» Prompt:
Work out how many lines of the data hold the string "account", and reply with that number alone.

» Entries taken from a collection:
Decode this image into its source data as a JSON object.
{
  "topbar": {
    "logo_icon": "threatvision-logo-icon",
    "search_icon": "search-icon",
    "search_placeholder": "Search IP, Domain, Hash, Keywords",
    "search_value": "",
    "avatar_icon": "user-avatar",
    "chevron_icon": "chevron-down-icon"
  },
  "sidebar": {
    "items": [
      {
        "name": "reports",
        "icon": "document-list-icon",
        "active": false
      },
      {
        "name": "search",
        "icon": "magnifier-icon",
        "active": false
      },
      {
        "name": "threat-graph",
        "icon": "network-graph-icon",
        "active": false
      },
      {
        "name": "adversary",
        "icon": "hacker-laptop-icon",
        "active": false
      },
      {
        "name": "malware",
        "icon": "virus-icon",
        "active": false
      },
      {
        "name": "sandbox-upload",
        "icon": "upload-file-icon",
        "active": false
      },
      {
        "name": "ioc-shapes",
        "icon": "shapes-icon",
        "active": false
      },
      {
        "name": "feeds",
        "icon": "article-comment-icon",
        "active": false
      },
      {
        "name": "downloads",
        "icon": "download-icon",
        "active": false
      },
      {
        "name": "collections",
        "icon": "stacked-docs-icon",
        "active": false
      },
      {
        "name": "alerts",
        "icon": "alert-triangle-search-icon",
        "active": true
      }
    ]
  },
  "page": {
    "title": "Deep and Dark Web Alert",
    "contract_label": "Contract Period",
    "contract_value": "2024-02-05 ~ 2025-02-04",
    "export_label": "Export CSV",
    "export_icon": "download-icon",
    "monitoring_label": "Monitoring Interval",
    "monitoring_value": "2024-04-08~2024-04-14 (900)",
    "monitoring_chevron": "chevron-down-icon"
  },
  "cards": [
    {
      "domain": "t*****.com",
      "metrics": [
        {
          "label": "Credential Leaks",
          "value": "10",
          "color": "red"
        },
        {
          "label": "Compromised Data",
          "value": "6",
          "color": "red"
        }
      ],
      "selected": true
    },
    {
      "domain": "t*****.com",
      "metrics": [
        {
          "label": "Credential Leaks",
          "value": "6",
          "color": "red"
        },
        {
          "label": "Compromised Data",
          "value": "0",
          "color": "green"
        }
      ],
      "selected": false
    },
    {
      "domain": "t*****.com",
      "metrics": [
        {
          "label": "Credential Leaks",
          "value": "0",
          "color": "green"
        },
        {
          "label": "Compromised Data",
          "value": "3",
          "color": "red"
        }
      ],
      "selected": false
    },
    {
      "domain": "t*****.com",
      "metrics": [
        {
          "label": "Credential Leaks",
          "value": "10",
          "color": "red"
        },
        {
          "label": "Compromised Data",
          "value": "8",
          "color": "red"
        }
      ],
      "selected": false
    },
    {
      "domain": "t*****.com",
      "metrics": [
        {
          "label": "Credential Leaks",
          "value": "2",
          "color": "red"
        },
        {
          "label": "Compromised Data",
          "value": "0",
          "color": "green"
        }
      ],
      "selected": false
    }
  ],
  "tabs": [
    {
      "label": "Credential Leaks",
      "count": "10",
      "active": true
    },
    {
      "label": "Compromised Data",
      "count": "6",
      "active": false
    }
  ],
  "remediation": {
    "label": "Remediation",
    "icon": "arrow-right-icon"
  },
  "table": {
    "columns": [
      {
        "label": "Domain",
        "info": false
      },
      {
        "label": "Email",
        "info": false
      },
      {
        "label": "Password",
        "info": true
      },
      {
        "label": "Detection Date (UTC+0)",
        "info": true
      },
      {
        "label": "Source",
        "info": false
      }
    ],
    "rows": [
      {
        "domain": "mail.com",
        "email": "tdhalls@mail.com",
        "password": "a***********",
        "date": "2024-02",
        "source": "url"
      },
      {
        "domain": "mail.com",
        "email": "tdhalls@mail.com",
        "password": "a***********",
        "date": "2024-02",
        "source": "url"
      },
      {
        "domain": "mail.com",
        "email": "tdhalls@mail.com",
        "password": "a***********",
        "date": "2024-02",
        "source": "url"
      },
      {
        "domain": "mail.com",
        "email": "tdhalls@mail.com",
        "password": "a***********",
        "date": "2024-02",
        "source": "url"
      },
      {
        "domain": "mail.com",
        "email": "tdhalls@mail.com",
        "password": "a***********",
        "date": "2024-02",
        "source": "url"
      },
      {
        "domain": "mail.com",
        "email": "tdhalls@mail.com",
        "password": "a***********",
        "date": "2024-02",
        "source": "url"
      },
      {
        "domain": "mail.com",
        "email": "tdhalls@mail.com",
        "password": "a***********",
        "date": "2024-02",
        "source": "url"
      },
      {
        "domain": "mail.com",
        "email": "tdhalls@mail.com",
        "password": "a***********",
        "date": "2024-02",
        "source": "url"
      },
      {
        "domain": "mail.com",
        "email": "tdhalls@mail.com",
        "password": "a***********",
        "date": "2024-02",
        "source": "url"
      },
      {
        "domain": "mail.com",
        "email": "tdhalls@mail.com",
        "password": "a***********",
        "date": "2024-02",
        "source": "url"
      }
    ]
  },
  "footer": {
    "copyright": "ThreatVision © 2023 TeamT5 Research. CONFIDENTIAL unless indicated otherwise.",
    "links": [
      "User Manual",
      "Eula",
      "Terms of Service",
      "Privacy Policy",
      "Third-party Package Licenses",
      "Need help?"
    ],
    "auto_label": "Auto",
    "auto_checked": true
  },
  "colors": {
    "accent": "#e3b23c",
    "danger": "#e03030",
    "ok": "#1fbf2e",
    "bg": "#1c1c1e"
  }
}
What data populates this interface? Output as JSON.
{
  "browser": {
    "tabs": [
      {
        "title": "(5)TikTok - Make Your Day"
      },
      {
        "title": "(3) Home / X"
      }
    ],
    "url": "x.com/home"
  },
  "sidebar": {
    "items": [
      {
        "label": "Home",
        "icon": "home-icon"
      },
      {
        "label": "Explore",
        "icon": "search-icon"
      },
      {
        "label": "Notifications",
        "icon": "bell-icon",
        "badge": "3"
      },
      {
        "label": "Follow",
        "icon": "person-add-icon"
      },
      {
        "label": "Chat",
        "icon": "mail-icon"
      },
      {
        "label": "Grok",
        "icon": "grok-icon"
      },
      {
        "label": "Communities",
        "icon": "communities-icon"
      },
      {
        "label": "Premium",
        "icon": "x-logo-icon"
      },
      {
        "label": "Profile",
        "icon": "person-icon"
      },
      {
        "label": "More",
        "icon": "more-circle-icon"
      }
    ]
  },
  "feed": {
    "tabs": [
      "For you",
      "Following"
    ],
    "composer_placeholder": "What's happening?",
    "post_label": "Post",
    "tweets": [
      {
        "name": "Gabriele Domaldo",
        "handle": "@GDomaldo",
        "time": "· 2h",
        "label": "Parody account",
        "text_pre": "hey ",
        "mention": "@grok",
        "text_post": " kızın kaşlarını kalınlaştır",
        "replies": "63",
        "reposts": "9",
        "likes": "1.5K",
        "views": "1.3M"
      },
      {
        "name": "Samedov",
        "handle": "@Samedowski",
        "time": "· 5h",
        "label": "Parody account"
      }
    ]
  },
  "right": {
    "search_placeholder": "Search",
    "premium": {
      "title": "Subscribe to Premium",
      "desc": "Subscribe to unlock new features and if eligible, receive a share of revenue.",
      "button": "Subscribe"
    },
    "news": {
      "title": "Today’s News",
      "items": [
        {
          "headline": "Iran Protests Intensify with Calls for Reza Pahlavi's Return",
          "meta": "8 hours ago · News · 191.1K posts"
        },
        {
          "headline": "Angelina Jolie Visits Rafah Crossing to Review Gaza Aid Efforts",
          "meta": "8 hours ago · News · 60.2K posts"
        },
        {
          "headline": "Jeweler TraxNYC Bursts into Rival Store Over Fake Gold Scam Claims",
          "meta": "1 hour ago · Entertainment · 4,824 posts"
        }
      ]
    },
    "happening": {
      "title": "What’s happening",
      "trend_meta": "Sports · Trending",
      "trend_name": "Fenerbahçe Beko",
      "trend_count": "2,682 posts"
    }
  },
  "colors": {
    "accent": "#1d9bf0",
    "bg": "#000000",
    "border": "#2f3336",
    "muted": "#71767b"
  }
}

» Exercise result:
2